My boyfriend got me a Kindle last fall, and turns out that has been the key to unlocking voracious reading. This month was even more excessive than normal – a flight to California allowed for some dedicated reading time, and (finally) having really nice weather and setting up the patio office meant I just wanted to camp out with coffee and a book at all times!
Dani and I also created our own reading challenge this year to increase our reading: 51 categories to prompt us to pick up books we wouldn’t typically read (or books that have languished in TBR-land for too long.) Here’s what I read this month, including what you should pick up and what you should let lay!
Under the Harrow: This was the book Dani picked for me for our reading challenge, and I was so engrossed. I’m a little late to the mystery/thriller genre, but this was such a great pick. I’m typically pretty good at picking up on twists or surprises beforehand, but for the first time in this book I had absolutely no idea who did it. I read it in two days, so it’s definitely an engaging read.
We’re Going to Need More Wine: I like to listen to audiobooks while I’m working to keep me from getting completely sucked into my computer during testing, and I’d heard great things about this book, so I grabbed it from Libby when it came available. Gabrielle Union is a fantastic narrator, and it’s really lovely to hear about her life. She pulls no punches and the book begins with the racism she experienced growing up in school, continues to her experience hiding a friend who shot a cop, failed relationships and marriages, and even more. It’s no wonder this was on so many must-read lists.
Like reading on your computer or mobile device? Check out Scribd – thousands of eBooks, audiobooks, magazines and more on your device!

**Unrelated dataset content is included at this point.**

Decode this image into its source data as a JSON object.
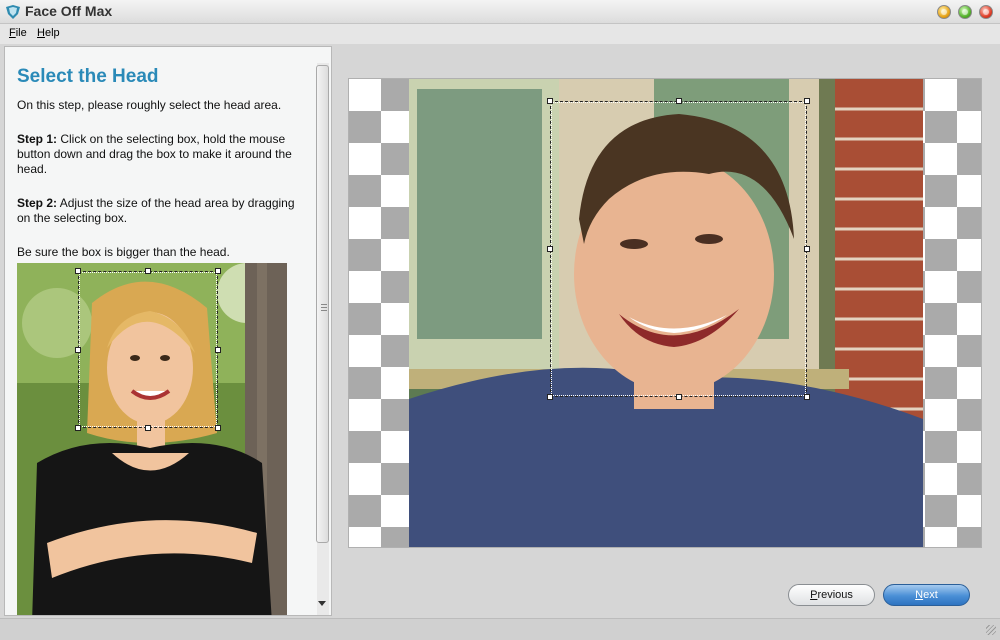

Tonight I’m Someone Else: A friend recommended this to me, and I really enjoyed it. A collection of essays from throughout the author’s life, there’s a lot of diversity. It’s pretty heavy and took me quite a few reads to get through, but if you like creative non-fiction, this is a great one to pick up.
Goodbye, Vitamin: I really really liked this book. The main character moves back home to take care of her dad whose Alzheimer’s is getting worse, which I can relate to. She’s fresh off a breakup, feels lost, and leaves her job to help her mom out and try to keep her dad’s life as normal as possible. Definitely recommend.
Big Magic: This book has been on my TBR list for awhile, and I grabbed the audiobook a few weeks ago. It’s a short book, and Elizabeth Gilbert narrates, and it hit upon a lot of beliefs around creativity that I didn’t even realize I have, like guilt and shame and esteem. Who knew? This is another one of the rare books I’m going to hunt a physical copy down to reinforce the concepts.
Wondering how I read so much? My libraries use Libby – see if your library has a partnership, and check out the mobile app!
#GIRLBOSS: I’m about seventy years behind on this one. I finally found a copy at Open Books during their 50% off sale and after sitting on multiple library wait lists for months, I grabbed the $3.50 copy. I really enjoyed this for a lot of the same reasons I liked Big Magic, like it’s okay to be a weirdo and creative and your message will still resonate with people! Some parts came off as a bit preachy to me, but not enough to make me stop reading.
Hey Ladies!!!: This book was hilarious. I read it on Scribd using my iPad, and pretty much read it in one day. It’s an easy read and even if you haven’t been included on an inane email chain about bachelorettes or weddings, you’ll still find it super funny. The illustrations are really good too. A fun one to flip through.